Oscar De La Hoya (Las Vegas, May 5 2007)

Oscar De La Hoya - Photo Credit: Will Hart

This was the event that transformed Mayweather into a genuine superstar. The only previous occasion on which he fought at 154 lbs., Mayweather overcame some early resistance and a stiff De La Hoya jab to take over the fight in the second half and win a split decision victory. The 2.4 million pay-per-view buys remains a boxing record.

 

 

 

 

 Miguel Cotto

 

Ricardo Torres (Atlantic City, September 24, 2005)

Ricardo Torres - Photo Credit: Will Hart

Cotto was gaining a reputation as a hard-hitting, technically skilled but largely methodical body-puncher when he ran into Colombia’s Torres. Cotto dropped Torres in the first but was then battered and knocked down himself in the second, struggling to contend with Torres’ fast hands and hard punches. He sent Torres back to the canvas in the fourth, was hurt again in the fifth, put Torres down again in the sixth, and finally finished him in the seventh. It was the first occasion Cotto showed he could fight his way out of trouble and bring the crowd to its feet , that he could be exciting as well as effective.

 

Shane Mosley (New York, November 10, 2007)

Shane Mosley - Photo Credit: Will Hart

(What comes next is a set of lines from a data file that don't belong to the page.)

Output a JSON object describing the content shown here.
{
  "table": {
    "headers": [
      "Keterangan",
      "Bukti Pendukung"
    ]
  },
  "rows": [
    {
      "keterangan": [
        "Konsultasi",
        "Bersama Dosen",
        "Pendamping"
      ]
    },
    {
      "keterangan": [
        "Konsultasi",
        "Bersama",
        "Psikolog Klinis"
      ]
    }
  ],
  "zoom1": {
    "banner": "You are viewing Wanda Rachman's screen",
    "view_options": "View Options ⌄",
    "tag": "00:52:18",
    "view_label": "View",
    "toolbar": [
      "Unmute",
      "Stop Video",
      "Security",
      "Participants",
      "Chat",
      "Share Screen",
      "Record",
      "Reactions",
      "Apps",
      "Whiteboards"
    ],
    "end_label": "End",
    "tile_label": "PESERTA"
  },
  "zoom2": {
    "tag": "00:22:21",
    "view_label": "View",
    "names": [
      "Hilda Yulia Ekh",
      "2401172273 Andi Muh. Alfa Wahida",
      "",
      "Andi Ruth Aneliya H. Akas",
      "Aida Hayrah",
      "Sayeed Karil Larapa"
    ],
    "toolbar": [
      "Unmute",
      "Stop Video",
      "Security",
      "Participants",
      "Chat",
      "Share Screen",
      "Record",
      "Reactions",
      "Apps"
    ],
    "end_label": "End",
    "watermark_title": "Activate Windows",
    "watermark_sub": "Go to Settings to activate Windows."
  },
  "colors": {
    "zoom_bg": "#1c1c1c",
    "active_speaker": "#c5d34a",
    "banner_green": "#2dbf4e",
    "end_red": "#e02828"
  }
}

Cotto displayed his boxing ability against dangerous and skilled veteran Mosley, punishing the former champion with a stiff left jab and overhand rights as Mosley stayed at a distance to avoid Cotto’s punishing body attack. The American rallied down the stretch, closing the gap and hurting Cotto on several occasions, but Cotto stuck to the game plan and won a unanimous decision. Afterward, Mosley dubbed his opponent “a young lion on his way to greatness.”

 

Antonio Margarito (New York, December 3, 2011)

Antonio Margarito - Photo Credit: Will Hart

The march to greatness Mosley had prophesied was interrupted when Cotto ran into the fists of Antonio Margarito in July 2008. But when, before a fight with Mosley, Margarito was found to have tainted handwraps, the cloud of suspicion swirled around his bout with Cotto. Did he cheat during that fight? Were his wraps loaded? Cotto admitted he struggled with his confidence after that loss, but he finally exorcised his demons with a dominant display against his former tormentor, closing his right eye and stopping him after 9 rounds. With revenge secured, Cotto says he has returned to his best, in time for the clash with Mayweather.